(Entries from a dataset of interfaces)
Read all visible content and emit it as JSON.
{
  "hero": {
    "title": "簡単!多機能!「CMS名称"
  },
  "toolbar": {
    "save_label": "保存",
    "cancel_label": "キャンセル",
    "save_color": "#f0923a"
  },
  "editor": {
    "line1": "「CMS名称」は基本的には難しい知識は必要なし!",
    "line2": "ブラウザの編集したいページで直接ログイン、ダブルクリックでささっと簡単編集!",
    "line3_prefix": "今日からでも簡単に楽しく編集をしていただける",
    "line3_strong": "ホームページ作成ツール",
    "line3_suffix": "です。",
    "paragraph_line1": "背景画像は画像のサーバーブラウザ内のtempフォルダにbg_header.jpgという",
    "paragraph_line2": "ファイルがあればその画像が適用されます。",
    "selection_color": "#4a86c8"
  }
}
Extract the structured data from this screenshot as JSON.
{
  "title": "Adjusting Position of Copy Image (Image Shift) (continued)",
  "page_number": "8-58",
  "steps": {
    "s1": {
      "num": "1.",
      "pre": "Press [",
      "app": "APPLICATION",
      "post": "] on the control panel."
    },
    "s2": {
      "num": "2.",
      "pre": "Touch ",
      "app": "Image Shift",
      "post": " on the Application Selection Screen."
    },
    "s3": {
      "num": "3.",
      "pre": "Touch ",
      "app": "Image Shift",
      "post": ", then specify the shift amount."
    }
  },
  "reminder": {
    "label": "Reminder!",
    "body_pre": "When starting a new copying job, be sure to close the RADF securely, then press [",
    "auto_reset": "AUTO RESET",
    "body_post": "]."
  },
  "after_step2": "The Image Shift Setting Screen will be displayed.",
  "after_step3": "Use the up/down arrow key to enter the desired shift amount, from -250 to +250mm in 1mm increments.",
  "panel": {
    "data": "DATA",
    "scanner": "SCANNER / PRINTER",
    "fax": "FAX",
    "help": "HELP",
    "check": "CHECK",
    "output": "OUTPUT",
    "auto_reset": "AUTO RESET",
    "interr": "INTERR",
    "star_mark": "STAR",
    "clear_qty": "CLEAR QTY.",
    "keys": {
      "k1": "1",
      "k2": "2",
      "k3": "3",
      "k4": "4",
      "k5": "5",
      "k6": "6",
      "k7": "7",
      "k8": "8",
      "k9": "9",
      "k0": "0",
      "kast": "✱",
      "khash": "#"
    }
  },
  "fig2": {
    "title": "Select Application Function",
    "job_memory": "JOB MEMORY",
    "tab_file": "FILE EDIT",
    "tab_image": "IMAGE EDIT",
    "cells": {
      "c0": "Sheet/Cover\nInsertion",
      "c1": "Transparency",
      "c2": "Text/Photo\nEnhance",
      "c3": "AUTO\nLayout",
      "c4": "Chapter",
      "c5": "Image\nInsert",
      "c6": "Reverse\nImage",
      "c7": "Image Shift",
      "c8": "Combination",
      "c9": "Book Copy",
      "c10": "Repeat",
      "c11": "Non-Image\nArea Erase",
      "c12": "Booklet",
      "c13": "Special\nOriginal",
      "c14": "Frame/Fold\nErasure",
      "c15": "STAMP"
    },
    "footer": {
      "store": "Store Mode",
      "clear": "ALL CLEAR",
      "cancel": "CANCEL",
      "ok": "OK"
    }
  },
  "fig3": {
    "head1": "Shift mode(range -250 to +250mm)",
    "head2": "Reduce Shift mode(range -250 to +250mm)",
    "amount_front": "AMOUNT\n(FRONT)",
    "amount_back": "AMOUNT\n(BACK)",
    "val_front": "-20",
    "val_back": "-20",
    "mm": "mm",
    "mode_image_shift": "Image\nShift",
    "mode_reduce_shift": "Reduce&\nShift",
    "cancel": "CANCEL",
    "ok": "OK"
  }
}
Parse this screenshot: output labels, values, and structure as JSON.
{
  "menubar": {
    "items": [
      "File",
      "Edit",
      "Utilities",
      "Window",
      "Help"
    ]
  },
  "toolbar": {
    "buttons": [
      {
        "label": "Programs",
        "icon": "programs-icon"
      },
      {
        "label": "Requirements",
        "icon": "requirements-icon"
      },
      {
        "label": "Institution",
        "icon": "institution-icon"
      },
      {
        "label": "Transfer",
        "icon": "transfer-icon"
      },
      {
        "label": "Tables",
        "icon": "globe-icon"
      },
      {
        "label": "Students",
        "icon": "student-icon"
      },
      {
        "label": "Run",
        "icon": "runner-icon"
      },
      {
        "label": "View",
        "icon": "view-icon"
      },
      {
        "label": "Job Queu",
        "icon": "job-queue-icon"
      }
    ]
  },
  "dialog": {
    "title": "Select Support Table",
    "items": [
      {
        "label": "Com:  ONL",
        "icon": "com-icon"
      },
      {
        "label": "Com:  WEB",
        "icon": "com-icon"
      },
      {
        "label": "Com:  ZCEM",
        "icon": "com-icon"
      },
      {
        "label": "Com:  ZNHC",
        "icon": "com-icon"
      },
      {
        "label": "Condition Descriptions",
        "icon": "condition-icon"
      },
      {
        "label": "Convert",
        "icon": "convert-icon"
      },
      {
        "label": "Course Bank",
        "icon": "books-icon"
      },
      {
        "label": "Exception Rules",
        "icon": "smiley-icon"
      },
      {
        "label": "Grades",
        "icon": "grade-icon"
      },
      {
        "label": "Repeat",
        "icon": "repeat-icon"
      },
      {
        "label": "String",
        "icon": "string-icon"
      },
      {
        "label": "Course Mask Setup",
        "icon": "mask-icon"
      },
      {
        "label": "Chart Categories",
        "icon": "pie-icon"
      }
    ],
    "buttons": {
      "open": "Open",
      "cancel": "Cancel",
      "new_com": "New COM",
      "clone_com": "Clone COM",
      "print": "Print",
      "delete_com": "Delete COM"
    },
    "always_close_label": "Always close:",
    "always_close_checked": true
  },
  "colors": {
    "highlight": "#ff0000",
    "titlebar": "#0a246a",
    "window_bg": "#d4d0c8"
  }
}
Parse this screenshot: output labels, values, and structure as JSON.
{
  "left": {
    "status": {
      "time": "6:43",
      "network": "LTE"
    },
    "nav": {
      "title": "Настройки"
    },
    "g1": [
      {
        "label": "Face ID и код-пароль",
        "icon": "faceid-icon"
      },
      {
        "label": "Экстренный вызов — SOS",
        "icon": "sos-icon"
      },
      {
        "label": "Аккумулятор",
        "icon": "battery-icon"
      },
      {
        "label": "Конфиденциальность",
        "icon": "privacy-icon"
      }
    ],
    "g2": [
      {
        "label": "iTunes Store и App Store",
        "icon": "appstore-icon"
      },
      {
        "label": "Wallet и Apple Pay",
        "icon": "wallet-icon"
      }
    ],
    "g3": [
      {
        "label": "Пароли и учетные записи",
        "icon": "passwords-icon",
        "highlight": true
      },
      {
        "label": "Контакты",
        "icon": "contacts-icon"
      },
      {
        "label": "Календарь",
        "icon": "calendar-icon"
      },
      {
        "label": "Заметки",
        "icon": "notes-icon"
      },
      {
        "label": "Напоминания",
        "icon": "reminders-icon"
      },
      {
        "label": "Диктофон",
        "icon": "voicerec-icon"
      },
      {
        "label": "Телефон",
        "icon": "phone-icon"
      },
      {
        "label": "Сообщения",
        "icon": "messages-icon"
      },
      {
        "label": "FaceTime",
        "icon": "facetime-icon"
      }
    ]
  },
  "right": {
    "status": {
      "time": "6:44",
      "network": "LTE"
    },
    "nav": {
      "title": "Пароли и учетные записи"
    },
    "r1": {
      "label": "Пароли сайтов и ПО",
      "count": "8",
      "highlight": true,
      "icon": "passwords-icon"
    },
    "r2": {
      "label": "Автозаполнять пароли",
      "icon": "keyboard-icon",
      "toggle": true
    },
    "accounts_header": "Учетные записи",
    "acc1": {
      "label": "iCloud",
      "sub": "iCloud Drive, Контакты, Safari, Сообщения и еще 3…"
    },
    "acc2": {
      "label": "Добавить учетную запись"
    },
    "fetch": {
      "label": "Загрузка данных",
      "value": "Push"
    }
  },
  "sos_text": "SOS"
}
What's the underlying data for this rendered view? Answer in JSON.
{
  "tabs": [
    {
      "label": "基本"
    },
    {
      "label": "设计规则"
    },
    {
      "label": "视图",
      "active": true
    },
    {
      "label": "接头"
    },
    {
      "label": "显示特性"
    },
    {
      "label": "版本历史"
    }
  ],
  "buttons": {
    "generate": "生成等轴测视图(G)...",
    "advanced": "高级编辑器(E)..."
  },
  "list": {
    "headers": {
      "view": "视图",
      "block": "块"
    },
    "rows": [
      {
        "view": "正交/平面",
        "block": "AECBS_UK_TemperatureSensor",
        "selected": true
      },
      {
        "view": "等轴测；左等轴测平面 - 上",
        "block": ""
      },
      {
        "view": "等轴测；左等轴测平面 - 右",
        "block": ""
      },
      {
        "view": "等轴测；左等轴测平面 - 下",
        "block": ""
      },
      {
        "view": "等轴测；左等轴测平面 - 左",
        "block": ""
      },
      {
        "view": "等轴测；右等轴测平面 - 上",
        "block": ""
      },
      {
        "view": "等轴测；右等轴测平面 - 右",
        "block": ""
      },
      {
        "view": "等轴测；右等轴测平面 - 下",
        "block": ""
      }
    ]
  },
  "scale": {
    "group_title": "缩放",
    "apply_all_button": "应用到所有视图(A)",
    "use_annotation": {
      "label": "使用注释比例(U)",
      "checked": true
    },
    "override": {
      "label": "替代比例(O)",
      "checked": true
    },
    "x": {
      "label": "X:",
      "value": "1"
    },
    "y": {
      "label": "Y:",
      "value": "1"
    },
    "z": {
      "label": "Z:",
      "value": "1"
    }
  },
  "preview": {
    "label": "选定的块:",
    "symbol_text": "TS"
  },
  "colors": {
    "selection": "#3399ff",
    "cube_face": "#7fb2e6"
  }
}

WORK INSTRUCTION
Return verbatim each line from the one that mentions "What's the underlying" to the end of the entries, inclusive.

OUTPUT FOR THIS TASK
What's the underlying data for this rendered view? Answer in JSON.
{
  "tabs": [
    {
      "label": "基本"
    },
    {
      "label": "设计规则"
    },
    {
      "label": "视图",
      "active": true
    },
    {
      "label": "接头"
    },
    {
      "label": "显示特性"
    },
    {
      "label": "版本历史"
    }
  ],
  "buttons": {
    "generate": "生成等轴测视图(G)...",
    "advanced": "高级编辑器(E)..."
  },
  "list": {
    "headers": {
      "view": "视图",
      "block": "块"
    },
    "rows": [
      {
        "view": "正交/平面",
        "block": "AECBS_UK_TemperatureSensor",
        "selected": true
      },
      {
        "view": "等轴测；左等轴测平面 - 上",
        "block": ""
      },
      {
        "view": "等轴测；左等轴测平面 - 右",
        "block": ""
      },
      {
        "view": "等轴测；左等轴测平面 - 下",
        "block": ""
      },
      {
        "view": "等轴测；左等轴测平面 - 左",
        "block": ""
      },
      {
        "view": "等轴测；右等轴测平面 - 上",
        "block": ""
      },
      {
        "view": "等轴测；右等轴测平面 - 右",
        "block": ""
      },
      {
        "view": "等轴测；右等轴测平面 - 下",
        "block": ""
      }
    ]
  },
  "scale": {
    "group_title": "缩放",
    "apply_all_button": "应用到所有视图(A)",
    "use_annotation": {
      "label": "使用注释比例(U)",
      "checked": true
    },
    "override": {
      "label": "替代比例(O)",
      "checked": true
    },
    "x": {
      "label": "X:",
      "value": "1"
    },
    "y": {
      "label": "Y:",
      "value": "1"
    },
    "z": {
      "label": "Z:",
      "value": "1"
    }
  },
  "preview": {
    "label": "选定的块:",
    "symbol_text": "TS"
  },
  "colors": {
    "selection": "#3399ff",
    "cube_face": "#7fb2e6"
  }
}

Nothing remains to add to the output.